One of the duties of a governing body is to monitor and measure organisational performance. The Code of Good Governance's second principle is that boards should "ensure delivery of organisational purpose".
This is readily acknowledged by trustees. It should also be evident in board practice, but trustees do not always find it easy to fulfil the responsibility effectively.
In my experience, boards' approaches to keeping track of their charity's performance range across a spectrum, from occasional but superficial questioning through to an observable lack of attention. One management tool that can be of real assistance in this regard is the 'balanced scorecard', which is used to monitor the consequences of an organisation's activities.
Despite some scepticism about using it in value-based organisations, there is evidence to suggest it can help board members to work together in measuring performance over both the short and long term.

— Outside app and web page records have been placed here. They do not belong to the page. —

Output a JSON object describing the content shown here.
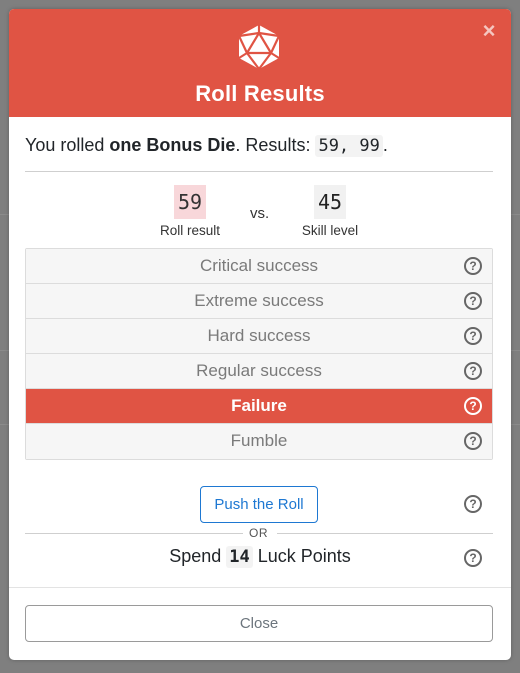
{
  "dialog": {
    "title": "Roll Results",
    "close_glyph": "×",
    "icon": "d20-die-icon",
    "accent_color": "#e05444"
  },
  "intro": {
    "prefix": "You rolled ",
    "bonus": "one Bonus Die",
    "middle": ". Results: ",
    "results": "59, 99",
    "suffix": "."
  },
  "comparison": {
    "roll_value": "59",
    "roll_label": "Roll result",
    "vs": "vs.",
    "skill_value": "45",
    "skill_label": "Skill level"
  },
  "outcomes": [
    {
      "label": "Critical success",
      "active": false
    },
    {
      "label": "Extreme success",
      "active": false
    },
    {
      "label": "Hard success",
      "active": false
    },
    {
      "label": "Regular success",
      "active": false
    },
    {
      "label": "Failure",
      "active": true
    },
    {
      "label": "Fumble",
      "active": false
    }
  ],
  "actions": {
    "push_label": "Push the Roll",
    "or_label": "OR",
    "spend_prefix": "Spend ",
    "spend_points": "14",
    "spend_suffix": " Luck Points",
    "close_label": "Close",
    "help_glyph": "?"
  }
}
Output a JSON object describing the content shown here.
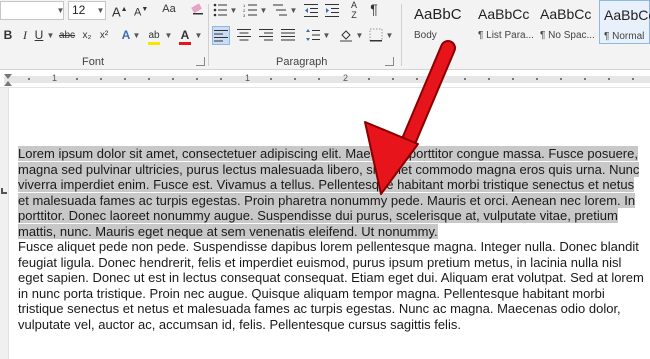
{
  "font": {
    "name": "",
    "size": "12"
  },
  "toolbar": {
    "grow_font": "A",
    "shrink_font": "A",
    "change_case": "Aa",
    "bold": "B",
    "italic": "I",
    "underline": "U",
    "strikethrough": "abc",
    "subscript": "x₂",
    "superscript": "x²",
    "font_color": "A",
    "highlight": "ab",
    "show_marks": "¶"
  },
  "groups": {
    "font": "Font",
    "paragraph": "Paragraph"
  },
  "styles": [
    {
      "sample": "AaBbC",
      "name": "Body"
    },
    {
      "sample": "AaBbCc",
      "name": "¶ List Para..."
    },
    {
      "sample": "AaBbCc",
      "name": "¶ No Spac..."
    },
    {
      "sample": "AaBbCc",
      "name": "¶ Normal"
    }
  ],
  "ruler": {
    "numbers": [
      "1",
      "1",
      "2"
    ]
  },
  "document": {
    "selected_paragraph": "Lorem ipsum dolor sit amet, consectetuer adipiscing elit. Maecenas porttitor congue massa. Fusce posuere, magna sed pulvinar ultricies, purus lectus malesuada libero, sit amet commodo magna eros quis urna. Nunc viverra imperdiet enim. Fusce est. Vivamus a tellus. Pellentesque habitant morbi tristique senectus et netus et malesuada fames ac turpis egestas. Proin pharetra nonummy pede. Mauris et orci. Aenean nec lorem. In porttitor. Donec laoreet nonummy augue. Suspendisse dui purus, scelerisque at, vulputate vitae, pretium mattis, nunc. Mauris eget neque at sem venenatis eleifend. Ut nonummy.",
    "second_paragraph": "Fusce aliquet pede non pede. Suspendisse dapibus lorem pellentesque magna. Integer nulla. Donec blandit feugiat ligula. Donec hendrerit, felis et imperdiet euismod, purus ipsum pretium metus, in lacinia nulla nisl eget sapien. Donec ut est in lectus consequat consequat. Etiam eget dui. Aliquam erat volutpat. Sed at lorem in nunc porta tristique. Proin nec augue. Quisque aliquam tempor magna. Pellentesque habitant morbi tristique senectus et netus et malesuada fames ac turpis egestas. Nunc ac magna. Maecenas odio dolor, vulputate vel, auctor ac, accumsan id, felis. Pellentesque cursus sagittis felis."
  },
  "colors": {
    "arrow": "#e8141b",
    "selection": "#c8c8c8",
    "font_color_bar": "#e8141b",
    "highlight_bar": "#f7e600"
  }
}
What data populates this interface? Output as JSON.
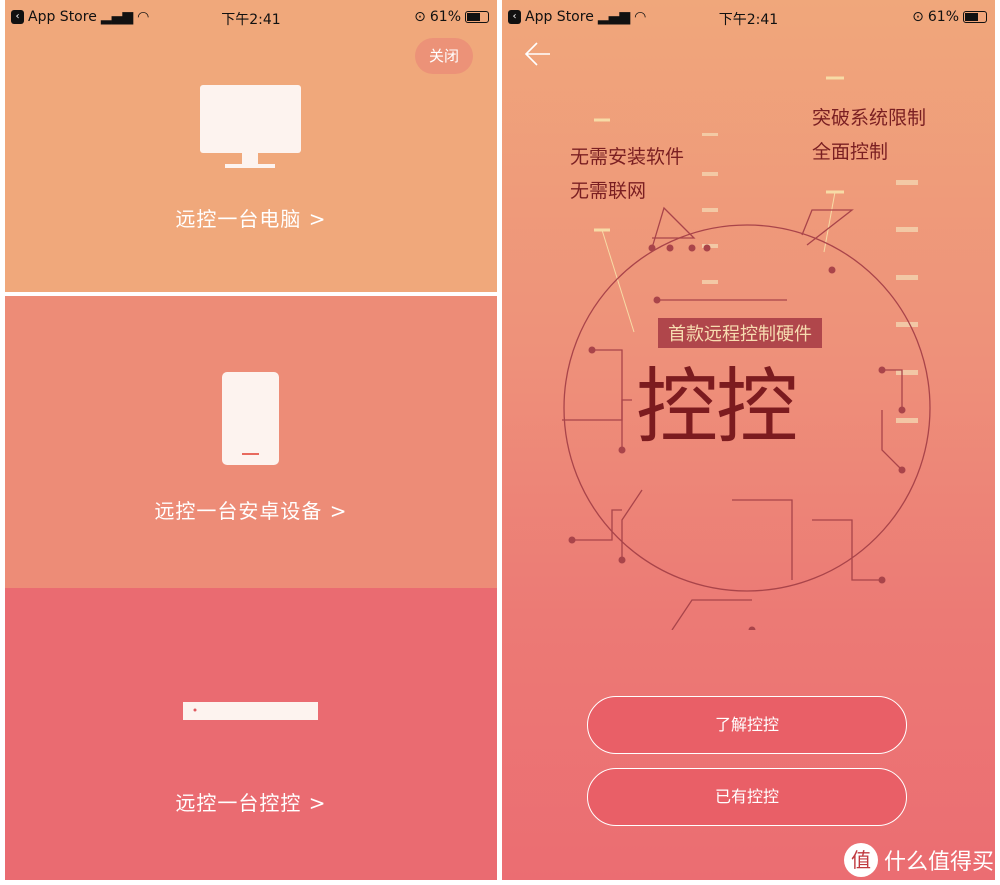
{
  "status_bar": {
    "back_app": "App Store",
    "time": "下午2:41",
    "battery": "61%"
  },
  "left": {
    "close_label": "关闭",
    "options": [
      {
        "label": "远控一台电脑  >",
        "icon": "monitor-icon",
        "color": "#f0a87b"
      },
      {
        "label": "远控一台安卓设备  >",
        "icon": "phone-icon",
        "color": "#ed8c77"
      },
      {
        "label": "远控一台控控  >",
        "icon": "device-icon",
        "color": "#ea6b71"
      }
    ]
  },
  "right": {
    "tag_left": [
      "无需安装软件",
      "无需联网"
    ],
    "tag_right": [
      "突破系统限制",
      "全面控制"
    ],
    "banner": "首款远程控制硬件",
    "logo_text": "控控",
    "learn_button": "了解控控",
    "have_button": "已有控控"
  },
  "watermark": {
    "badge": "值",
    "text": "什么值得买"
  }
}
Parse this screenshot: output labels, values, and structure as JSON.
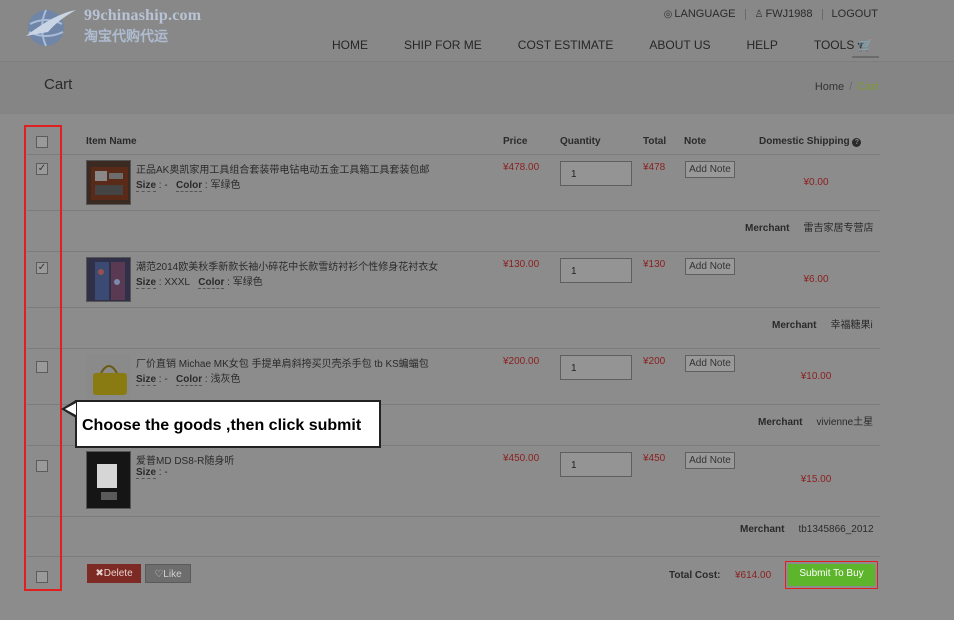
{
  "header": {
    "logo_text": "99chinaship.com",
    "logo_subtext": "淘宝代购代运",
    "top_links": [
      {
        "icon": "globe-icon",
        "label": "LANGUAGE"
      },
      {
        "icon": "user-icon",
        "label": "FWJ1988"
      },
      {
        "icon": "",
        "label": "LOGOUT"
      }
    ],
    "nav": [
      "HOME",
      "SHIP FOR ME",
      "COST ESTIMATE",
      "ABOUT US",
      "HELP",
      "TOOLS ▾"
    ],
    "cart_icon": "shopping-cart-icon"
  },
  "page": {
    "title": "Cart",
    "breadcrumb": {
      "home": "Home",
      "separator": "/",
      "current": "Cart"
    }
  },
  "table": {
    "columns": {
      "item_name": "Item Name",
      "price": "Price",
      "quantity": "Quantity",
      "total": "Total",
      "note": "Note",
      "domestic_shipping": "Domestic Shipping",
      "help_icon": "question-circle-icon"
    },
    "size_label": "Size",
    "color_label": "Color",
    "note_button": "Add Note",
    "merchant_label": "Merchant",
    "items": [
      {
        "checked": true,
        "name": "正品AK奥凯家用工具组合套装带电钻电动五金工具箱工具套装包邮",
        "size": " : -",
        "color": " : 军绿色",
        "price": "¥478.00",
        "quantity": "1",
        "total": "¥478",
        "shipping": "¥0.00",
        "merchant": "雷吉家居专营店"
      },
      {
        "checked": true,
        "name": "潮范2014欧美秋季新款长袖小碎花中长款雪纺衬衫个性修身花衬衣女",
        "size": " : XXXL",
        "color": " : 军绿色",
        "price": "¥130.00",
        "quantity": "1",
        "total": "¥130",
        "shipping": "¥6.00",
        "merchant": "幸福糖果i"
      },
      {
        "checked": false,
        "name": "厂价直销 Michae MK女包 手提单肩斜挎买贝壳杀手包 tb KS蝙蝠包",
        "size": " : -",
        "color": " : 浅灰色",
        "price": "¥200.00",
        "quantity": "1",
        "total": "¥200",
        "shipping": "¥10.00",
        "merchant": "vivienne土星"
      },
      {
        "checked": false,
        "name": "爱普MD DS8-R随身听",
        "size": " : -",
        "color": "",
        "price": "¥450.00",
        "quantity": "1",
        "total": "¥450",
        "shipping": "¥15.00",
        "merchant": "tb1345866_2012"
      }
    ]
  },
  "footer": {
    "delete_label": "Delete",
    "like_label": "Like",
    "total_cost_label": "Total Cost:",
    "total_cost_value": "¥614.00",
    "submit_label": "Submit To Buy"
  },
  "annotation": {
    "callout_text": "Choose the goods ,then click submit",
    "highlight_color": "#e02020"
  }
}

The balanced scorecard is no magic bullet, but it can complement well-informed judgement. Used well, it can help boards retain effective and productive oversight of organisational performance.